How to Sprout Lentils
Sprouting Lentils is Easy
Types of Lentils to Sprout
There are several different types of lentil; some common ones are: brown, green, puy (also known as French), yellow and red. Most are suitable for sprouting but the exception is red lentils. These are not whole lentils but hulled yellow lentils and because of this they don't sprout well.
Before I began writing this article I would have said red lentils didn't sprout at all, but I decided to test that out. I was surprised to discover that some shoots did appear. However, if you take a look at the photo of red lentils lower down this article I think you will agree that my attempt at sprouting them does not count as successful! I definitely do not recommend it.
Green and brown lentils are most commonly used for sprouting. The photo opposite shows green lentils before and after sprouting.
Equipment for Sprouting Lentils
You don't need any special equipment for sprouting lentils, but it is slightly less work to use a specially designed jar or tray sprouter. The table below gives more details of the pros and cons of each type of equipment, so read that to see which would suit you best.
My preferred option is the jar with the mesh top, and I've had mine for years. My jar is by Biosnacky, and I definitely recommend it. These jars are easily available in the UK, but they are currently unavailable on Amazon.com. However, you can buy strainer lids that fit onto your own quart sized jars, which are a great idea and can be used in the same way as my jar.
If you plan to sprout large quantities of lentils or other pulses, then a tiered tray sprouter is probably the best idea. These are easily available, and I have included a link to a 5 star one on Amazon.
You can make your own sprouter with a wide necked jar, kitchen paper or a muslin cloth and a rubber band. If you use kitchen paper you will need to remove this for rinsing and it's best to do so even if you use a muslin cloth.
Pros and cons of sprouting methods
Possible to sprout several batches of lentils at once. Easy to rinse sprouts.
Top layer is prone to drying out
Sprouting jar with mesh top
Easy to rinse sprouts. Usually grow well.
Wide jam jar, kitchen paper and rubber band
Cheap!

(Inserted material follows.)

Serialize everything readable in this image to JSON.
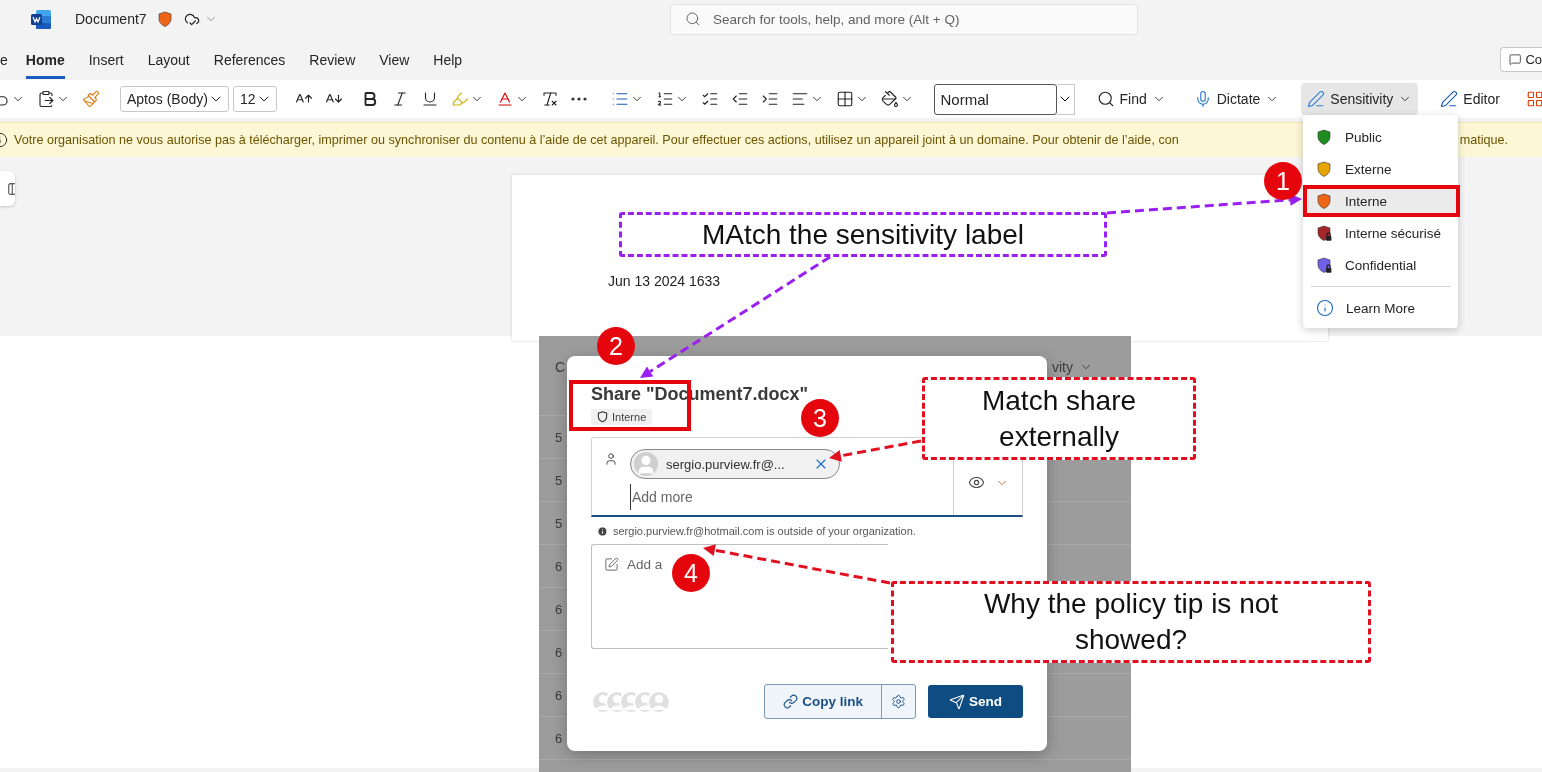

Sprouts usually grow well.
You need to tip the sprouts into a sieve to rinse
Soak lentils in water
How to Sprout Lentils
1) First soak your chosen lentils for several hours or preferably overnight.
If you use the stacking trays, their instructions may say there is no need to soak the lentils first. (My tray sprouter’s instructions did advise this, but I think the lentils - or any other pulse - sprout better if they have been soaked first.)
2) After soaking the lentils for 8 - 12 hours, drain them and rinse.
If you have a jar with a mesh lid, all you need to do is drain the lentils through this, add more cold water and drain again. Make sure there isn't a puddle of water remaining at the bottom.
When your lentils begin to sprout drainage becomes slightly more difficult and it is a good idea to tip the jar upside-down and leave it that way for a few minutes to ensure it has drained. Some types of jar have a lid that enables you to tip the jar at an angle to enable easy draining. (Mine does.) But if yours doesn't have this, don't worry, your lentils will sprout fine anyway.
If you have an ordinary jam jar you will need to transfer the lentils to a sieve for rinsing. Once you have done that, return them to the jar.
If you are using a tiered sprouter, it is best to follow the manufacturers instructions, but generally all you need to do is spray the lentils lightly with water a few times a day.
3) Repeat rinsing twice a day until the sprouts are ready. They will begin to develop shoots after a day or so, and will be ready within about 3 days. How fast they develop will depend on how warm they are - the warmer it is, the faster they will develop. For this reason, it's best to keep them somewhere warm.
When sprouting lentils, you don't need to place them in the dark, but do keep them out of the sun. The lentils need to be moist but not waterlogged.
Red lentils do not sprout well.
Sprouting Lentils: the main points
- Use green, brown, puy or French lentils, but NOT red.
- Soak overnight.
- Rinse twice a day.
- Keep in a warm place.
- Eat raw or cooked.
The picture opposite shows red lentils after 3 days. They have only tiny shoots on a few of the lentils.
How to Prepare Sprouted Lentils
All you need to do before eating sprouted lentils is to give them a final rinse. They are delicious raw in salads or lightly fried in a stir-fry.
Sprouting Lentils: Trouble shooting
It is very easy to grow lentil sprouts, but if anything does go wrong, it is likely to be one of the following:
The lentils have gone moldy.
- This is because they are too wet and/or have been left too long. Once lentils are fully sprouted, transfer them to the fridge where they will keep for several days.
The lentils haven't sprouted.
- If you have followed the instructions and used only suitable types of lentil, then most likely your lentils are too old to sprout. Don't worry, you can still use them in normal cooking instead.
- Always buy lentils (or other pulses) for sprouting from a store that sells them often enough to have a good turnover, and don't use lentils you've had at the back of a cupboard for years!
- The other reason your lentils might not sprout is if they are too cold. In winter make sure you keep them in a warm place.